DATA EXCERPTS:
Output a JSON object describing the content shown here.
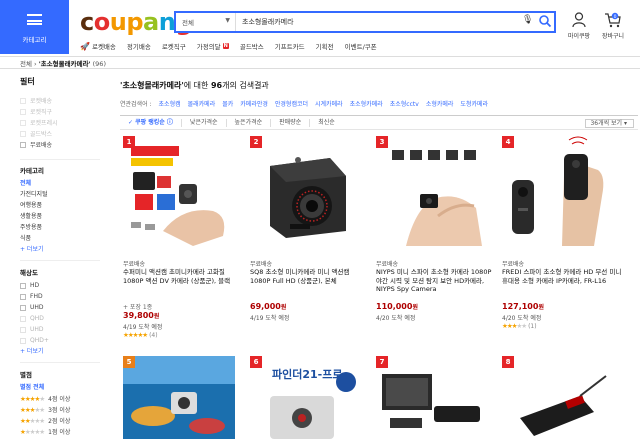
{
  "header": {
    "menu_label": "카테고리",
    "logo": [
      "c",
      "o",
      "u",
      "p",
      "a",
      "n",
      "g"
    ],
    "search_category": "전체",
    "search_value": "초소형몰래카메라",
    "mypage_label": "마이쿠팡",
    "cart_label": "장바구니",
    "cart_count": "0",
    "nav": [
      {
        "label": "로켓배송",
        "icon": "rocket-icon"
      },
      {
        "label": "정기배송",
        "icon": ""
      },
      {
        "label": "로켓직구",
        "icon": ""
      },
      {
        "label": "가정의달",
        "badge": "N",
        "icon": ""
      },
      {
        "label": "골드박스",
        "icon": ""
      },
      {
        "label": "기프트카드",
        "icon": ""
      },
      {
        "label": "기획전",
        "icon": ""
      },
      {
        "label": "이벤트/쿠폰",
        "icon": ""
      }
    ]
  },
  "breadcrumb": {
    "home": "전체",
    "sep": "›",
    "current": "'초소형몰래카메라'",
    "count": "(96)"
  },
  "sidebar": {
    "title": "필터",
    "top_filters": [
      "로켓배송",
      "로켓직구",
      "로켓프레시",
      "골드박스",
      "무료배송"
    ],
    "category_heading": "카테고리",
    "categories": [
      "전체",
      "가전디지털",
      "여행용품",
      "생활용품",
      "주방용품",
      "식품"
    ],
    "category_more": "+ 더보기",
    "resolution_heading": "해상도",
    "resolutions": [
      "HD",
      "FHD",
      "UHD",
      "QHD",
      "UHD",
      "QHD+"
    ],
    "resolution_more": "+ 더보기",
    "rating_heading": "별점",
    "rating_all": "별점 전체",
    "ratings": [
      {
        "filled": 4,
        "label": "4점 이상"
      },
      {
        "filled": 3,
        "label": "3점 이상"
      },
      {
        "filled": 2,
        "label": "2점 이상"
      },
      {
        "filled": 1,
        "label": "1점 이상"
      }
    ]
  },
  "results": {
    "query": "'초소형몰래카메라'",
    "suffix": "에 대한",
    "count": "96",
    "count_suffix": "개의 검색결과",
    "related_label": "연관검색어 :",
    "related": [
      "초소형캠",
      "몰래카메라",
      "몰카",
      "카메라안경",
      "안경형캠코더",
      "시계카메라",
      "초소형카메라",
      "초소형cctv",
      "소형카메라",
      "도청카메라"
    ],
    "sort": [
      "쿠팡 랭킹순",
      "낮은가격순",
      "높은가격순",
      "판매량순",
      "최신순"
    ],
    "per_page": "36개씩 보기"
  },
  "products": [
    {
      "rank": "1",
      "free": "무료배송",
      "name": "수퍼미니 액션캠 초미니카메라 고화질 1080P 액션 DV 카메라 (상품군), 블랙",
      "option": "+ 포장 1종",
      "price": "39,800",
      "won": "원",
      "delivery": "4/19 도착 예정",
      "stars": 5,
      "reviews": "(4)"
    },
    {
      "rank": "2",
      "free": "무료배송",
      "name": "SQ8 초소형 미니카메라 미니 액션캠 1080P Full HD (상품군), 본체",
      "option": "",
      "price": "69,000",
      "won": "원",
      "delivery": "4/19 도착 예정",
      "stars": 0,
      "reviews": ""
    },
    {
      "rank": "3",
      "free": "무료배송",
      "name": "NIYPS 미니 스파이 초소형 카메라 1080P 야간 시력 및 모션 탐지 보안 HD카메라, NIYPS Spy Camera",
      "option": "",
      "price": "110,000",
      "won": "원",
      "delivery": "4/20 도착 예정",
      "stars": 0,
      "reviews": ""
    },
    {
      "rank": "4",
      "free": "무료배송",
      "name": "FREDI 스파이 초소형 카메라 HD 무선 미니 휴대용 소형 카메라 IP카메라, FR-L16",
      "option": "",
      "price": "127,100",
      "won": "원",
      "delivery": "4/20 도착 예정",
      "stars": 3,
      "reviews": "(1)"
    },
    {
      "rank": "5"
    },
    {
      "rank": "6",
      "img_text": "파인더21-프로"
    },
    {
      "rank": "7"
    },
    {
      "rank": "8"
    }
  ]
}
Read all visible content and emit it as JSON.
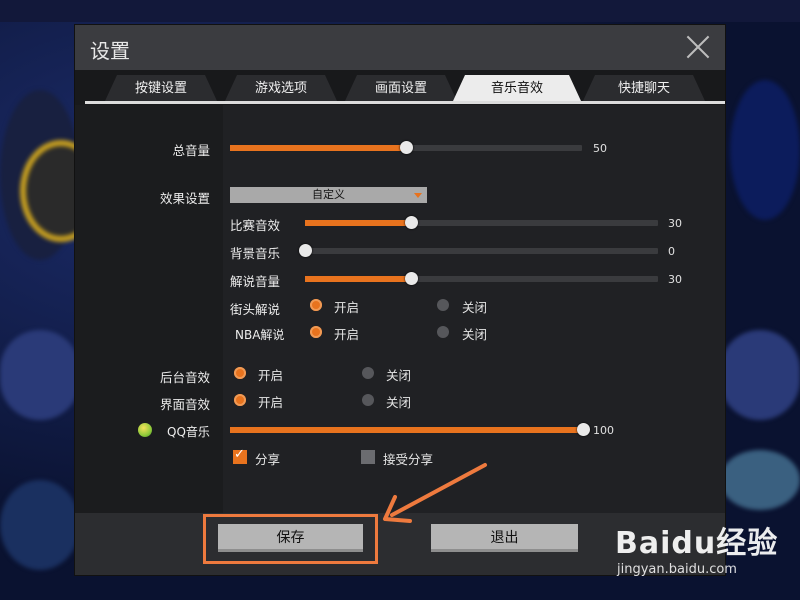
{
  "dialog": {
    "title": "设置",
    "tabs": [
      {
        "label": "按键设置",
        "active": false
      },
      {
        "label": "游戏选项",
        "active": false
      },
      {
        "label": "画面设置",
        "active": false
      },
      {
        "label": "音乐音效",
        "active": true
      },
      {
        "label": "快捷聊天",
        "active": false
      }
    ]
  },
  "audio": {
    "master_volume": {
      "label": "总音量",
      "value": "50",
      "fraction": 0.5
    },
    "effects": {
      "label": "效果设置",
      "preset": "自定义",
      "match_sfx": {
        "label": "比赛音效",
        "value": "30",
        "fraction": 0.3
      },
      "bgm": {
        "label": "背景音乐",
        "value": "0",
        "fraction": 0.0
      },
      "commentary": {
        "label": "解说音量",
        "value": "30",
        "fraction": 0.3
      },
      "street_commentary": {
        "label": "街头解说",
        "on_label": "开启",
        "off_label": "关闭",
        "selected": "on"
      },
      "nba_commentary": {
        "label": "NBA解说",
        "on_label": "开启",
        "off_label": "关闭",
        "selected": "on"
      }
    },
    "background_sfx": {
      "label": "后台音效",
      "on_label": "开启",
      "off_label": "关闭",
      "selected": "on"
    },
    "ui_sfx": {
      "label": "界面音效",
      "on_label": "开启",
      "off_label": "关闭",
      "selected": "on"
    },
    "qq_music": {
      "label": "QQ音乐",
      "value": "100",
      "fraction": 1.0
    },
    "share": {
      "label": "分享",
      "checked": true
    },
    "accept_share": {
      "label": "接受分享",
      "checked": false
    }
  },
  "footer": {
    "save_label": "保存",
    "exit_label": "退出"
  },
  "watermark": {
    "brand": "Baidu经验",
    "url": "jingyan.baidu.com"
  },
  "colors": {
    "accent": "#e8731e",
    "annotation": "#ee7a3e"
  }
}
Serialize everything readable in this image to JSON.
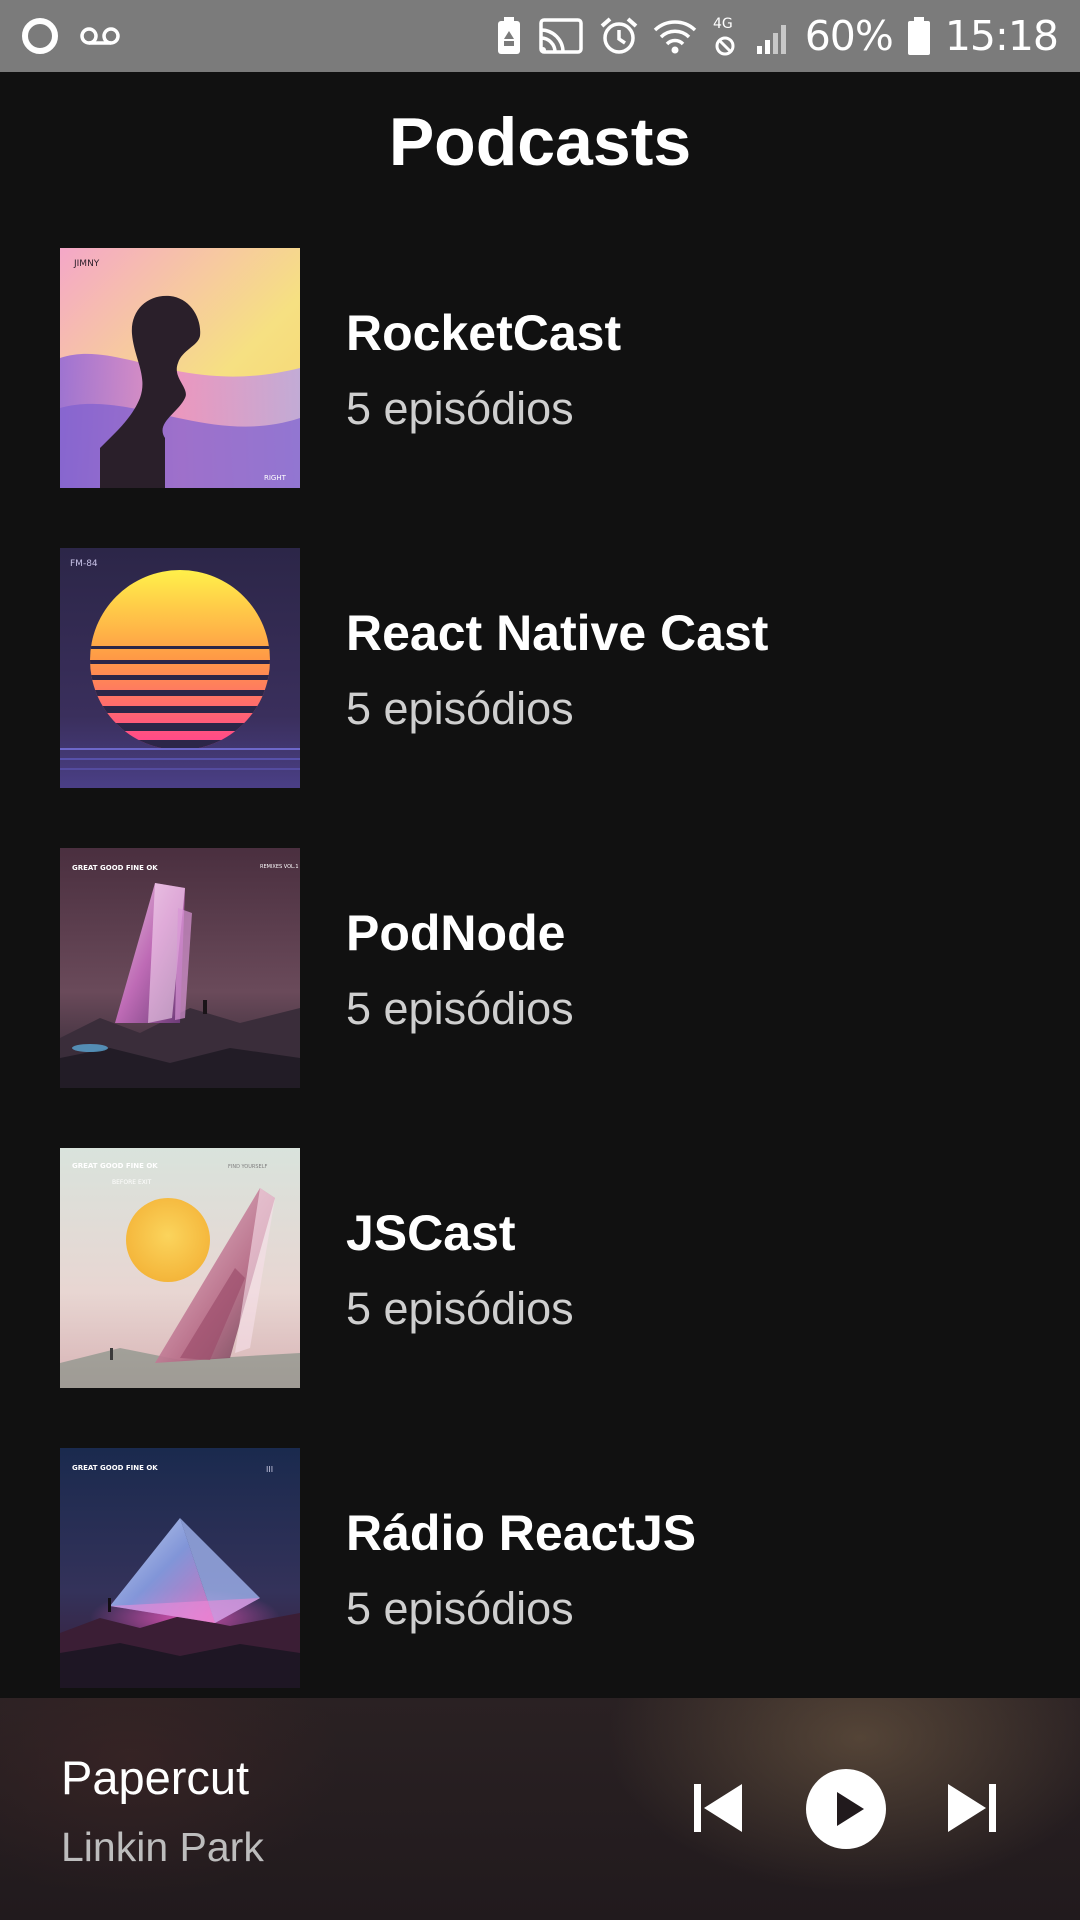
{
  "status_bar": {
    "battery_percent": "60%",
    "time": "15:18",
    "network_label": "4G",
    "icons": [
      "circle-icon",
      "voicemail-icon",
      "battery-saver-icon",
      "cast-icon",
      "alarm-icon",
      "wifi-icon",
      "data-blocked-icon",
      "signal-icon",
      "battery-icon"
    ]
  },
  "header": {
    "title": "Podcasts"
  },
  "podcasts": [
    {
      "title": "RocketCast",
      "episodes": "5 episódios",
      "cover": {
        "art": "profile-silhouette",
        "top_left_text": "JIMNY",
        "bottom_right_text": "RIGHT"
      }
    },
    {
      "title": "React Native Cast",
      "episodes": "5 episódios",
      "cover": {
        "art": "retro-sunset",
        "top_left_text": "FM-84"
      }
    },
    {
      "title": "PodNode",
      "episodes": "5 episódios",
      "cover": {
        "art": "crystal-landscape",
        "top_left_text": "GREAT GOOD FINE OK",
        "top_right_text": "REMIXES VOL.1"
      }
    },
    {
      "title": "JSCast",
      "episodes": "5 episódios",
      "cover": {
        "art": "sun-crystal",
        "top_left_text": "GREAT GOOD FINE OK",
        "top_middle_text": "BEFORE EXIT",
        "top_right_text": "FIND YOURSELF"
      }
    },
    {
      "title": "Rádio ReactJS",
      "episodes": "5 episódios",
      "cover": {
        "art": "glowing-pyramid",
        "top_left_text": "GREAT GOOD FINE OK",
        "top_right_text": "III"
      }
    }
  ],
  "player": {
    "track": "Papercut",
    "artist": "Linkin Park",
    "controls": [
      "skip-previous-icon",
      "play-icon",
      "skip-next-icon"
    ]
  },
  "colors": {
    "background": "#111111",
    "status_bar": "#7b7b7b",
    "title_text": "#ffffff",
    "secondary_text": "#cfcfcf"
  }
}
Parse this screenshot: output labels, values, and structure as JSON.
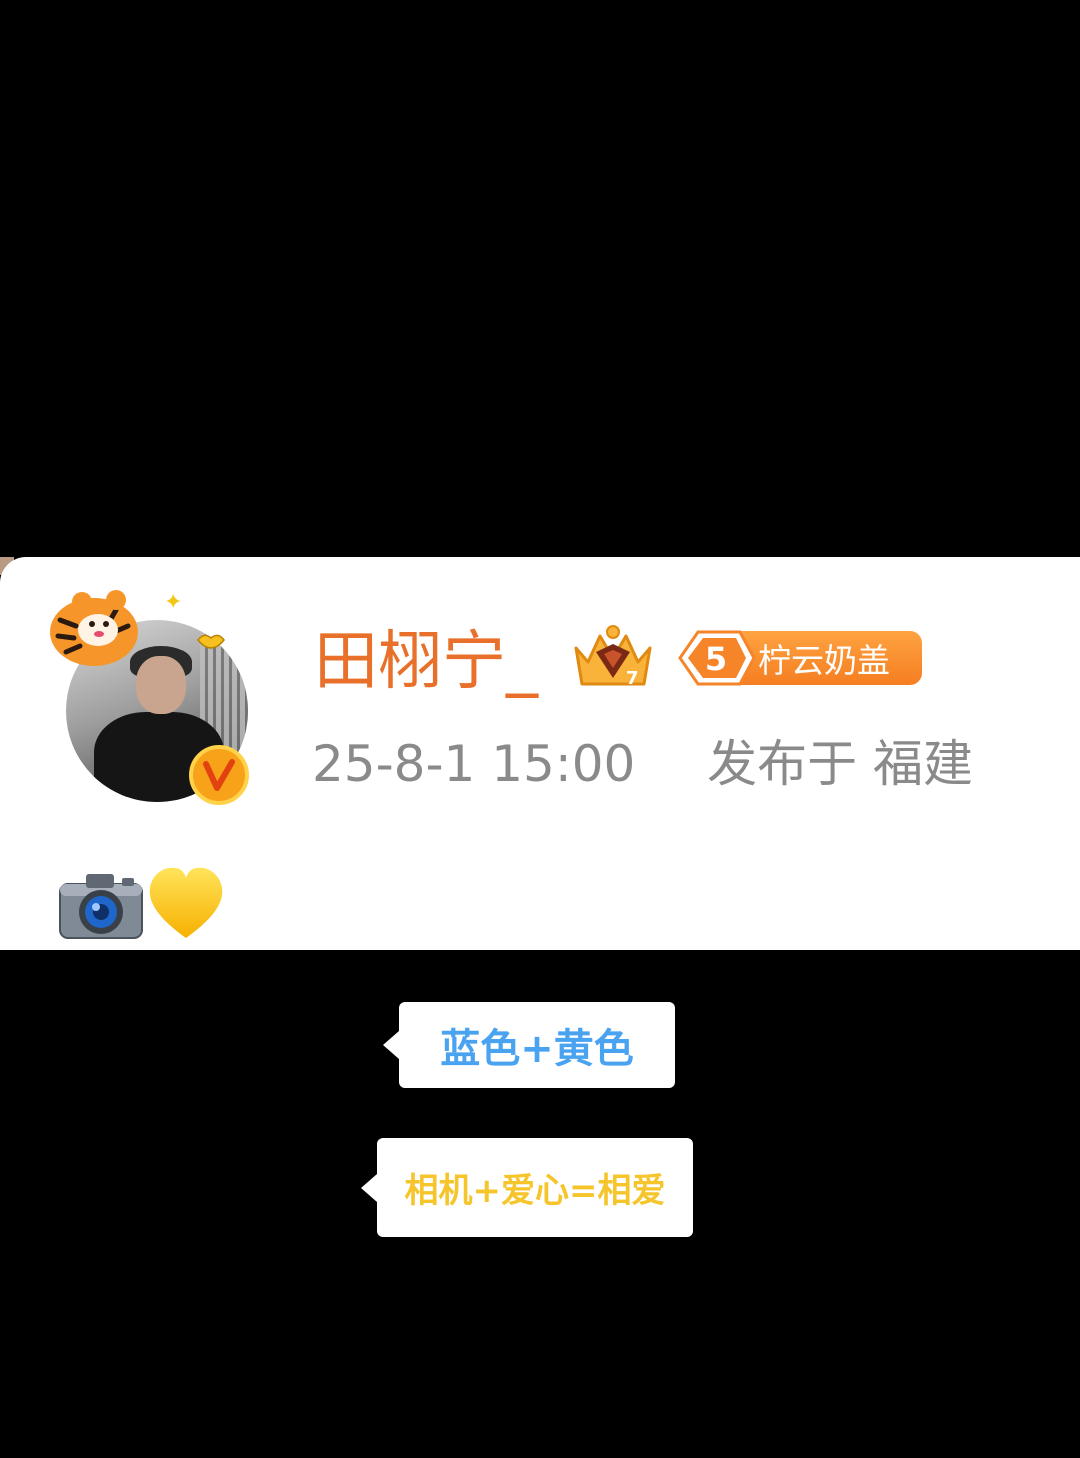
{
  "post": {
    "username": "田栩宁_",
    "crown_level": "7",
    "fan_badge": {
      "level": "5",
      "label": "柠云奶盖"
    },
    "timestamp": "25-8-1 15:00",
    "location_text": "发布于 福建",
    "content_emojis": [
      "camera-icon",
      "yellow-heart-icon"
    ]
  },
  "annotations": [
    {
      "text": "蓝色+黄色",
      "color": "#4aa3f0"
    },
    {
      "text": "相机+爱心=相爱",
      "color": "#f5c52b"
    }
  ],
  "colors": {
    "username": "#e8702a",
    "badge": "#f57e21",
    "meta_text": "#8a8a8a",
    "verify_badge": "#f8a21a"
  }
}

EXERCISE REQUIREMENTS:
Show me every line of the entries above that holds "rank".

EXERCISE OUTPUT:
      "rank": "1",
      "rank": "2",
      "rank": "3",
      "rank": "4",
      "rank": "5"
      "rank": "6",
      "rank": "7"
      "rank": "8"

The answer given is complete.